Search the data below for the word "JSON" and copy each line that holds it.

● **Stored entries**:
================================

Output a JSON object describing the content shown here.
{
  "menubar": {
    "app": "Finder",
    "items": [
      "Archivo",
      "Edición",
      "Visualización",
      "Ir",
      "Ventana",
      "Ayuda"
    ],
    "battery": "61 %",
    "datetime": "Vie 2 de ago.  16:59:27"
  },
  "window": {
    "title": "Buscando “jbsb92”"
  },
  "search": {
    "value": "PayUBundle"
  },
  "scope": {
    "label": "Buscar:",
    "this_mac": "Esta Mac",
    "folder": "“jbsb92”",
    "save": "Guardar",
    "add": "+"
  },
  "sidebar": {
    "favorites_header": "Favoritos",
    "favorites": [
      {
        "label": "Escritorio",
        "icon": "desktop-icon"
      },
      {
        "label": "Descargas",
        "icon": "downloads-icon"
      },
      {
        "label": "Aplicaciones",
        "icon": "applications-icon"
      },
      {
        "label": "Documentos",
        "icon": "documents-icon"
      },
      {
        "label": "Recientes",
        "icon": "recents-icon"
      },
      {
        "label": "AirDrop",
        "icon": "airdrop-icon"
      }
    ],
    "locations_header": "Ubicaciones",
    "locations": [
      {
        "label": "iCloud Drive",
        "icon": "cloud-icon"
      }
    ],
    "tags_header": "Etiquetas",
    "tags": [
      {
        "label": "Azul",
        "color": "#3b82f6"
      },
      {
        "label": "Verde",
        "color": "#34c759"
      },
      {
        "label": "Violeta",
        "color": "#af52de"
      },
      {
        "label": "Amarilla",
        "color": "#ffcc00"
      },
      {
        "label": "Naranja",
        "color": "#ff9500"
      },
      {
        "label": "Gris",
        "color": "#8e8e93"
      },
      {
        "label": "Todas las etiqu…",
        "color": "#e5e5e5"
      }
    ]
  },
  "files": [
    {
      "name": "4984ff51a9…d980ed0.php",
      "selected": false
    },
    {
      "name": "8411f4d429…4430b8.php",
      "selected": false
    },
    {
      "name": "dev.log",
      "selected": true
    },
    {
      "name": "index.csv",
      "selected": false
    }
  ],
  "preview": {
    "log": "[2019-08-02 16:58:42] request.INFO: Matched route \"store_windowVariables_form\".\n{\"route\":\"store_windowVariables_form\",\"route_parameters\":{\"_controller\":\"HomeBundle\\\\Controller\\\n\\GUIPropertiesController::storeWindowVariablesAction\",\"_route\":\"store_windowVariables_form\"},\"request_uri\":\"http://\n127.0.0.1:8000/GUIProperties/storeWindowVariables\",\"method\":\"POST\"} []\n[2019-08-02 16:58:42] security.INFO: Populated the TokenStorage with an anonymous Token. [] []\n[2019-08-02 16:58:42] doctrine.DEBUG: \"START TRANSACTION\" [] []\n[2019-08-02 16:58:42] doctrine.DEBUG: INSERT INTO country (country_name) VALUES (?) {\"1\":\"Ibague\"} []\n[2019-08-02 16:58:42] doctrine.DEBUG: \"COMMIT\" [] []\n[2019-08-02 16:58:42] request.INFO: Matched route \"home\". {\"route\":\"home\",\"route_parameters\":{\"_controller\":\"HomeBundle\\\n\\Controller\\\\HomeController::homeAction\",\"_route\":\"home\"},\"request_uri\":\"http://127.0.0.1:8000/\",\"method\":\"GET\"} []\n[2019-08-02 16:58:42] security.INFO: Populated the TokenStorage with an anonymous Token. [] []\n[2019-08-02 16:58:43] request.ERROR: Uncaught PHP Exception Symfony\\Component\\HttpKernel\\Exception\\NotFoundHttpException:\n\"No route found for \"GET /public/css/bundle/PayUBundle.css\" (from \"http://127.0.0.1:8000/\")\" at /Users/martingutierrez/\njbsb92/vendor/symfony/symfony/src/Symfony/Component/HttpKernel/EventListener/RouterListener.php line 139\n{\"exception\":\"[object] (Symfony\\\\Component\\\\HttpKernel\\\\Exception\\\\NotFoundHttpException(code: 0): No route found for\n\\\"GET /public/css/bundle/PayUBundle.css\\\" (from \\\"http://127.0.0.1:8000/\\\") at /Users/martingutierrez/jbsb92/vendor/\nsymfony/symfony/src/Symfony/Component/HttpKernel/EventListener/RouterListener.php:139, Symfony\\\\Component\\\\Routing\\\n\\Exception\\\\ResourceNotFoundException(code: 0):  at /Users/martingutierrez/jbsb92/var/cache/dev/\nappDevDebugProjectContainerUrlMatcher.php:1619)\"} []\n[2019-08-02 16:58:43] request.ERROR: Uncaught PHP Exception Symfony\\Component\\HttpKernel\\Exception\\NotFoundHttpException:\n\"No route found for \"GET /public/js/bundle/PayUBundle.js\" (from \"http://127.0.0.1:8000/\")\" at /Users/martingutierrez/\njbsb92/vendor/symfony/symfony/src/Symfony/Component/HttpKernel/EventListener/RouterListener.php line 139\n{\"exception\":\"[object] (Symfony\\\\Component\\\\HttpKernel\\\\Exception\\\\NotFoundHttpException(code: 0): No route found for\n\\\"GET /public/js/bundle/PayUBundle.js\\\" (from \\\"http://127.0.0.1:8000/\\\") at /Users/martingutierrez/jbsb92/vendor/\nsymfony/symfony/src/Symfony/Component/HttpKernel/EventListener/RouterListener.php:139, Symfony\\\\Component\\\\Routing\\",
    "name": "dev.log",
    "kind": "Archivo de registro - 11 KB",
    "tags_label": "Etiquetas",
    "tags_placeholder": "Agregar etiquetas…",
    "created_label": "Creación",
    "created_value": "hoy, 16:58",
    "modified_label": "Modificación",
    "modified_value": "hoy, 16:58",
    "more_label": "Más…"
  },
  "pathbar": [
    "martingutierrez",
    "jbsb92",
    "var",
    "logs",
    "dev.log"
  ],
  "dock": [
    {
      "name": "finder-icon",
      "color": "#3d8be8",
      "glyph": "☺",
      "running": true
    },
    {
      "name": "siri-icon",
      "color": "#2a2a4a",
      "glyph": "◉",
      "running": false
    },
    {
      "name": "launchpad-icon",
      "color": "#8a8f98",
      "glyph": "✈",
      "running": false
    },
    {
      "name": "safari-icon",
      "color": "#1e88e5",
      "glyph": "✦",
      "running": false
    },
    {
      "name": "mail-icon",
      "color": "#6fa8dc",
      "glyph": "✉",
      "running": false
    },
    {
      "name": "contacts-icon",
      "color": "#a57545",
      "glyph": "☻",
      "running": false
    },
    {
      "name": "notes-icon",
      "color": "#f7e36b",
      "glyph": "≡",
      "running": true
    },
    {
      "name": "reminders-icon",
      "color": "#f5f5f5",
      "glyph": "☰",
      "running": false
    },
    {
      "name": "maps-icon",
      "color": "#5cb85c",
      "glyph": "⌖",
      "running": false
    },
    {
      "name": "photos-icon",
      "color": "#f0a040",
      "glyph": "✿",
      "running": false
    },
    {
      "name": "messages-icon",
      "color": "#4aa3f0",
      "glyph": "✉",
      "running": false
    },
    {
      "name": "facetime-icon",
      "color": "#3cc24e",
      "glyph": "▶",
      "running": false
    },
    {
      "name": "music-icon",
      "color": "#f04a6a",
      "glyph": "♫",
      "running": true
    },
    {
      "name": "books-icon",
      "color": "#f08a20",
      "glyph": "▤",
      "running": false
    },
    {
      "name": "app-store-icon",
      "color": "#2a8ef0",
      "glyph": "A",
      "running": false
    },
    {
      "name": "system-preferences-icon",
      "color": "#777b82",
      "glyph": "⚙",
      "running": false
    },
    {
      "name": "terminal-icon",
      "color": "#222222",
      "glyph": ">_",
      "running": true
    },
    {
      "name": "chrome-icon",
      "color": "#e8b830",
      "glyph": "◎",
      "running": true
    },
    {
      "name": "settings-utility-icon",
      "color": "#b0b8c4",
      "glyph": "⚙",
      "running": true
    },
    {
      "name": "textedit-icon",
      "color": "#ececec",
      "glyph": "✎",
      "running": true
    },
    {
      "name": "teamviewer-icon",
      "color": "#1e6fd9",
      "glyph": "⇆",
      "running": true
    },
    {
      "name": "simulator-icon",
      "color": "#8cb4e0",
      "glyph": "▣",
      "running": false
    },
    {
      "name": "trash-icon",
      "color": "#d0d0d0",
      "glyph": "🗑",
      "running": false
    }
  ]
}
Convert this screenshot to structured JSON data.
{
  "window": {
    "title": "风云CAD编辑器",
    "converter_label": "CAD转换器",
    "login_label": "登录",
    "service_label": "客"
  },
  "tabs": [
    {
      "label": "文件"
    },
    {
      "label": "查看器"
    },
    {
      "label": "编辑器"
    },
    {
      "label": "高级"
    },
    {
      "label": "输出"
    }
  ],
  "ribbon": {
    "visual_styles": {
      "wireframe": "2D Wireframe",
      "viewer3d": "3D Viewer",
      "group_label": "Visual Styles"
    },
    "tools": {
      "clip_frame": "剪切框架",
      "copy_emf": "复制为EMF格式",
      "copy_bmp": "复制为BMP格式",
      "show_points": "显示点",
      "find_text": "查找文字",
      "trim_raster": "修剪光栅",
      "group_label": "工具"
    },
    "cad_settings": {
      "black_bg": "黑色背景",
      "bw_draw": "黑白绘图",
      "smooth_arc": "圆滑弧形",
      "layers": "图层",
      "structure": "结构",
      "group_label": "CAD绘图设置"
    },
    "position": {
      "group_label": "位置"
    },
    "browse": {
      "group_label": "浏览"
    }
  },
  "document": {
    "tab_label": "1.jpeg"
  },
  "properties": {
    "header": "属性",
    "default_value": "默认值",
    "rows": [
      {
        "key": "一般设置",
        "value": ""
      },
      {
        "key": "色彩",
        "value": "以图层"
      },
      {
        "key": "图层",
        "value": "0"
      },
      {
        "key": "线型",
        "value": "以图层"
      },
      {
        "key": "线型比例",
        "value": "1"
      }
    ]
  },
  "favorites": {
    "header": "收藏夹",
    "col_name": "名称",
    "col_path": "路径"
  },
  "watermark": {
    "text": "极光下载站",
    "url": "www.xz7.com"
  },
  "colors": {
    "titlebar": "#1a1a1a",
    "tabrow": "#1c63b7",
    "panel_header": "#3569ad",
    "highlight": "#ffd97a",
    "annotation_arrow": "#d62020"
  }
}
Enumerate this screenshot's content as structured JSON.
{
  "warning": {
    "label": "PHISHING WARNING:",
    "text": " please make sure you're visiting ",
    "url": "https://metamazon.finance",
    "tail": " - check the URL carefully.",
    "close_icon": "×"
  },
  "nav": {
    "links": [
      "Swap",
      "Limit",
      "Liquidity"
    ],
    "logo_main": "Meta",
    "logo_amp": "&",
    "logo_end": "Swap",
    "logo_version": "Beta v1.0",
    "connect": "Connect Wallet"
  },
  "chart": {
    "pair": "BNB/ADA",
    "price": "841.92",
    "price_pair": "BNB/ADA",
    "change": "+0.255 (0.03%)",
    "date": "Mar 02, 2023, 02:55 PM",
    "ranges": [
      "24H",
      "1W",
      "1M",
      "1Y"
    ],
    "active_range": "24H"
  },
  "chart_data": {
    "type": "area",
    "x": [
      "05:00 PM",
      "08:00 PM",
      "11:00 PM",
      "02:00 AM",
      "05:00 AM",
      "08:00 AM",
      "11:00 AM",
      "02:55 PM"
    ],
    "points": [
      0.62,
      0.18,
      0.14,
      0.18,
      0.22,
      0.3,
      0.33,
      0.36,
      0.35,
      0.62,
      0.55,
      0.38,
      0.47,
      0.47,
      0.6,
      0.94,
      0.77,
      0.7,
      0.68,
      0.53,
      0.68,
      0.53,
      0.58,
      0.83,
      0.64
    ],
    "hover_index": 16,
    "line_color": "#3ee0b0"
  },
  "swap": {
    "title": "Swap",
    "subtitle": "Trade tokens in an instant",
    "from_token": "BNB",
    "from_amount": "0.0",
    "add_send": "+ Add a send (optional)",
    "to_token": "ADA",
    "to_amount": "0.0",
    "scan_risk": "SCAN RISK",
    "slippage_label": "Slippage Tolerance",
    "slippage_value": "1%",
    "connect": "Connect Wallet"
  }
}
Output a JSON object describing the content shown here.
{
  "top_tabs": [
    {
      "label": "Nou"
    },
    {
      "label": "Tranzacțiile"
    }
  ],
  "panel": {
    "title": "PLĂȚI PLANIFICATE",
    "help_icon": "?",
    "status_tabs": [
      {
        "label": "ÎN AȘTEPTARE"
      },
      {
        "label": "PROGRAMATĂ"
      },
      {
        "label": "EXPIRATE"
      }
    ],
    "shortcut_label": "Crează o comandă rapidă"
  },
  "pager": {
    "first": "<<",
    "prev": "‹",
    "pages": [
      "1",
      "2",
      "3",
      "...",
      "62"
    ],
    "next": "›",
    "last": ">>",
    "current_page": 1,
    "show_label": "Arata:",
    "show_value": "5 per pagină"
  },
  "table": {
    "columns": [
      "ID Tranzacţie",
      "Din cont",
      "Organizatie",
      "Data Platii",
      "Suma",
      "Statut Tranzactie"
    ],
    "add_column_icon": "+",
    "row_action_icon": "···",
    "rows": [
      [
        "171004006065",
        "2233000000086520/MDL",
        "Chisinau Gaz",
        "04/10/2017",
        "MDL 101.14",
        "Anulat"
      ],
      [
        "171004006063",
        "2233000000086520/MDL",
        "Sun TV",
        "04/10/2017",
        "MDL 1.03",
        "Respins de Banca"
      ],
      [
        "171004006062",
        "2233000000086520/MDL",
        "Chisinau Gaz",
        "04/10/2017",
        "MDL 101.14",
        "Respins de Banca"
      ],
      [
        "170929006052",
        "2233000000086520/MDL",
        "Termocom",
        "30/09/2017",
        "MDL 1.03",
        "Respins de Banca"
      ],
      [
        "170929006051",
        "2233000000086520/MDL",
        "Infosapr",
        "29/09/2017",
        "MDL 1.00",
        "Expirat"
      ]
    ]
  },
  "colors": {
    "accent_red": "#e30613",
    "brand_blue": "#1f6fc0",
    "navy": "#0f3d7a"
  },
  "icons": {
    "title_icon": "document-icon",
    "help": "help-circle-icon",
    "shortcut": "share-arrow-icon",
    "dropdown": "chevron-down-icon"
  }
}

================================

● **Task response**:
Output a JSON object describing the content shown here.
Convert this screenshot to structured JSON data.
Enumerate this screenshot's content as structured JSON.
Output a JSON object describing the content shown here.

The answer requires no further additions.